You will by doing this outdo any green-leftist on the planet with your pessimism. You will leave them as the optimists in the room and you as the only stone cold sober realist. The only problem then comes when you start to wonder yourself whether you might in fact be right. Because what if you are?

What fools we are

If you read M. Stanton Evan’s historical investigation into Joe McCarthy, Blacklisted by History, you will come away recognising how one of the bravest men in our history was taken down by the left and his name turned into the very essence of political wickedness. Which is worse in our day and age: McCarthyist tactics or Stalinist tactics? At best they might come out equal to anyone – left or right – who thinks about politics today, but of the two – again whether left of right – there would be a fair proportion who would think McCarthy did more damage. And what are the lessons that McCarthy has for us today? It is to keep one’s head down and under no circumstances try to take on the left because they will use every technique under the sun to do you in.

I have no answer to the question why McCarthy remains the villain he is portrayed as having been by the right. That the left villifies him is par for the course. They will never stop since it is a supposed weak point for the conservative side of politics so long as McCarthyism remains the epitome of political evil. But on the right there ought to be, you would think, some effort made to resurrect his memory, especially since virtually everything he said proved not only to be true, but largely understated. I wrote about the latest episode of the right using McCarthy once again as the arch villain here. Now, Diana West, who has also found herself on the outside looking in for writing the most extraordinary book on communist infiltration of the Roosevelt White House, American Betrayal, has taken up this theme by looking at the post I wrote.

She has written The Problem Isn’t “McCarthyism,” It’s McCarthymania.

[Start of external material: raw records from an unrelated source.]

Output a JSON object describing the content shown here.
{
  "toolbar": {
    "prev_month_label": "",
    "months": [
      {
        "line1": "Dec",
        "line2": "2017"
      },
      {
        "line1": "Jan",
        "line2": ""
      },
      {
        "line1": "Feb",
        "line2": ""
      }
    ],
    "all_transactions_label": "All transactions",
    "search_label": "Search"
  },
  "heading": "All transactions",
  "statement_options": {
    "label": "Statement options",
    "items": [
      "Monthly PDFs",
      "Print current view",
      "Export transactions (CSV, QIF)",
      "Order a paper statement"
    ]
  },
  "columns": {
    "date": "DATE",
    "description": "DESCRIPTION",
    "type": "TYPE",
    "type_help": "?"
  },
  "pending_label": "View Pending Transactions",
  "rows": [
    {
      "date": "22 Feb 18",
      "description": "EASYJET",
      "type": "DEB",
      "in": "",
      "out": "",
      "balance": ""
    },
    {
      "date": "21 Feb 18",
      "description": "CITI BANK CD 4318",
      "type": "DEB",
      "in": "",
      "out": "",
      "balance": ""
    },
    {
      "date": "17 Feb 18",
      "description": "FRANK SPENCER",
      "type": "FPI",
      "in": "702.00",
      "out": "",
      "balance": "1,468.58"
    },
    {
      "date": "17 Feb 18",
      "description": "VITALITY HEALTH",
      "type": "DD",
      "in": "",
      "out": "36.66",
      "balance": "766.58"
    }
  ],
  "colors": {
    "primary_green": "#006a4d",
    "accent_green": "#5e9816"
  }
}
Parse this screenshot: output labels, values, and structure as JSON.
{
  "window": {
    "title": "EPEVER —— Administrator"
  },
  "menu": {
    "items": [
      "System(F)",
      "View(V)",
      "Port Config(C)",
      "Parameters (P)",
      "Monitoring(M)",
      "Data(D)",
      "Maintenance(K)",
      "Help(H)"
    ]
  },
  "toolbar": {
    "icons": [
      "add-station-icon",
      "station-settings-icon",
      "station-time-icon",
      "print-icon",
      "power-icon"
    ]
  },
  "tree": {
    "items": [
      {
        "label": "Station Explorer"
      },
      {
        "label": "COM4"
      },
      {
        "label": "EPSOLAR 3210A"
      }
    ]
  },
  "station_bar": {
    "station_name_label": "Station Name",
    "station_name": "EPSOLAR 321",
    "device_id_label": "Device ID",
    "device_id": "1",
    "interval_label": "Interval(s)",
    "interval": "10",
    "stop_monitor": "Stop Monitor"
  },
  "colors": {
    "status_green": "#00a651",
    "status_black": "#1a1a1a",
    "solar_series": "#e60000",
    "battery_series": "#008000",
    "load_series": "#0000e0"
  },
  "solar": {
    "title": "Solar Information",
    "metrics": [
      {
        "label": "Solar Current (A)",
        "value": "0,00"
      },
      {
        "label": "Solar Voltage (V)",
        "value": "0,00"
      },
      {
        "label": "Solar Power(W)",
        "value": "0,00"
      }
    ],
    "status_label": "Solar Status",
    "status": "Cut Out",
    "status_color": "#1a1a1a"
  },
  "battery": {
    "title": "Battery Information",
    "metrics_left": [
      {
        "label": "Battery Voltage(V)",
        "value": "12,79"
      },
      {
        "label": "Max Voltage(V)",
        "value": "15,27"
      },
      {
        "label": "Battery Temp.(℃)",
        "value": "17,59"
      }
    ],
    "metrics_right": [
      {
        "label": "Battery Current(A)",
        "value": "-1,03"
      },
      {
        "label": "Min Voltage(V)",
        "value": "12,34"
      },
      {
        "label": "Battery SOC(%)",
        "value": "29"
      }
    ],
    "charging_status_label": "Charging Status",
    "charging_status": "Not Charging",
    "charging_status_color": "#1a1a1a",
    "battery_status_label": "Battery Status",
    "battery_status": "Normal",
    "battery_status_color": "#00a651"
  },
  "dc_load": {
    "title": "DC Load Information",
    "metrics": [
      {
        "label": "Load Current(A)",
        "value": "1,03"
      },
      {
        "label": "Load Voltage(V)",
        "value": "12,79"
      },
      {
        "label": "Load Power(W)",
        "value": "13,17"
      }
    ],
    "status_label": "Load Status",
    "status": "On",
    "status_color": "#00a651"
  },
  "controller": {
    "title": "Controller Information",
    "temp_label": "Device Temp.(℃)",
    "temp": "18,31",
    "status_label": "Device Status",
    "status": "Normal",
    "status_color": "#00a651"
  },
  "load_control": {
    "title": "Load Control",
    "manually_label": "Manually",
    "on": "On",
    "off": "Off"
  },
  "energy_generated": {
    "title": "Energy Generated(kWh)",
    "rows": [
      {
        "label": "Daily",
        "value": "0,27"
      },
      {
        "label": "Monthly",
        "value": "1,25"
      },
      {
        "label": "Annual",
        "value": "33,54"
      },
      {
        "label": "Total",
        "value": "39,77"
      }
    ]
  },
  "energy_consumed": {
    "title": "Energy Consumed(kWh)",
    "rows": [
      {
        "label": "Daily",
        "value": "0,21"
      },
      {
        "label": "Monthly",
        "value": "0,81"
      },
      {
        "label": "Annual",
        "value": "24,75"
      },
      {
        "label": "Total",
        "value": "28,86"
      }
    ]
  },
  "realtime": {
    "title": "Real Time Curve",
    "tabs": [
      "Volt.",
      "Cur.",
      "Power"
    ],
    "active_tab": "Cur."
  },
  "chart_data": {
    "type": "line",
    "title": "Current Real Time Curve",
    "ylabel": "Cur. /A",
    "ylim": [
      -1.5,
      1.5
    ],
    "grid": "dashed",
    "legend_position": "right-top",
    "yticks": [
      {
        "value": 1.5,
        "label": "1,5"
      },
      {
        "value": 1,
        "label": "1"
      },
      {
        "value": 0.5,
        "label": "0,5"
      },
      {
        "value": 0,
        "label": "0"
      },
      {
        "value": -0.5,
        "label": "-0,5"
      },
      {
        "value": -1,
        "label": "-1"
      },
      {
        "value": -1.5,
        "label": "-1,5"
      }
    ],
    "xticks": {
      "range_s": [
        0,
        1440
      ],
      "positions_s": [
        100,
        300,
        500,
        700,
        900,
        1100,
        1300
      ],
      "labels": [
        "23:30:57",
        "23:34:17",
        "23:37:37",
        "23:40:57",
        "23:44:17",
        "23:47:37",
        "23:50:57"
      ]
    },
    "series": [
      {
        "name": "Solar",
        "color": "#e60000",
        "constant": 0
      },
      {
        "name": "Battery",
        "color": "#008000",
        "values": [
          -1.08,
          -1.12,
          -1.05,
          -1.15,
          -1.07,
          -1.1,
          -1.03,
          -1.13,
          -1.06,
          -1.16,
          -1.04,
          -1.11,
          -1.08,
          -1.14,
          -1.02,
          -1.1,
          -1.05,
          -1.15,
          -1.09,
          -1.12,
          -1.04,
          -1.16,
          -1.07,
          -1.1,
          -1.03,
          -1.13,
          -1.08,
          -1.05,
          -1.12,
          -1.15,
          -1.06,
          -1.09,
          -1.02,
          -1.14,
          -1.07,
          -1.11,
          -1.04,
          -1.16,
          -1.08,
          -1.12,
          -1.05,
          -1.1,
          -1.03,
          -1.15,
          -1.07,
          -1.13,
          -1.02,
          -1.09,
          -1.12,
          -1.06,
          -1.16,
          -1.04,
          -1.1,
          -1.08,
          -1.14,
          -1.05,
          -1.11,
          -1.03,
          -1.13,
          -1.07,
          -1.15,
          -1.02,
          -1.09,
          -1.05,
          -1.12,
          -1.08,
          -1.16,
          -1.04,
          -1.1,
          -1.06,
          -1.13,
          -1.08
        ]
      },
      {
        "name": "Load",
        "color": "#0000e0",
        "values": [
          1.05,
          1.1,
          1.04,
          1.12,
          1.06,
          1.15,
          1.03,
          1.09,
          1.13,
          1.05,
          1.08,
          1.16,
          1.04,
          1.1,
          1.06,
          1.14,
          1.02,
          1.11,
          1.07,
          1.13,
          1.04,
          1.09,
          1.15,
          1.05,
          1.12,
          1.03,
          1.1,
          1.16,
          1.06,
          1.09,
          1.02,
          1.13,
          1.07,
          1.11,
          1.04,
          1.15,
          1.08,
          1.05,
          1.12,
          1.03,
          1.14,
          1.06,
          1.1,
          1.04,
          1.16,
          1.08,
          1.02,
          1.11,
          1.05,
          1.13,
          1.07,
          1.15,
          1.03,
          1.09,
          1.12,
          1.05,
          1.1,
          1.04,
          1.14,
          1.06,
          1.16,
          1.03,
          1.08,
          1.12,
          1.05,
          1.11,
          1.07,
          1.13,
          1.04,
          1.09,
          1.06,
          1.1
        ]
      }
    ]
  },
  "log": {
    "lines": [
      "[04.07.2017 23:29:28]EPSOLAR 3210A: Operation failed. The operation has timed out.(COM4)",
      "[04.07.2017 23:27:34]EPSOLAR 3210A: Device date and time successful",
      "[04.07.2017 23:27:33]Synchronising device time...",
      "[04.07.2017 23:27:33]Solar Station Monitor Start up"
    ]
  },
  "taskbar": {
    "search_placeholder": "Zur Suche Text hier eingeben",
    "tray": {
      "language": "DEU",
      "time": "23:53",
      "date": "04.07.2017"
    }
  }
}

When I looked at the original article in the Weekly Standard attacking McCarthy for having used his influence to have one of his assistants receive a commission (which he didn’t get, by the way) as a parallel instance of Joe Biden’s son being thrown out of the army for cocaine use having received his own commission in the first place because his father is Vice President, I could say no more than this is not an issue that should be used as a form of self-flagellation on the right. Why allow this minor scandal to be shared in such a stupid way, to write as if we are just as bad as them, and to use McCarthy as the vehicle? But the fact is, I didn’t know any of the details of this particular instance, but Diana West does. And when you read these details, the supposed equivalence is more obtuse than you could possibly imagine. Here is what I found to be the crucial point:

Ironically, at one point in the proceedings, as Evans relates in his definitive McCarthy study, Blacklisted by History, famed Army lawyer Welch, thinking to discredit Cohn, moved to introduce into the record one of the many Army-transcribed conversations on the matter, in this case between Army Secretary Stevens and Sen. McCarthy. It was a conversation “in which McCarthy downplayed the importance of Schine [as an investigator on his staff], said he didn’t want any favors for him, and said Cohn was `completely unreasonable’ on the topic.”

There is no parallel. McCarthy once again comes across as a man of exemplary character. Others may then wish to toss this around, and do the left’s work for them by contesting West and Stanton Evans, but to what end? If they are the enemy what is Obama? My greater question is, where is our McCarthy today, someone who can take the fight up to the left who are ruining our civilisation in so many ways that it is almost impossible to see how this can ever be turned round. The institutions have been marched through to such an extent that even when you find someone like Diana West who writes a book that exposes the perfidy of the left, it is our side that does the trouncing while the left merely stands by and laughs at what fools we are.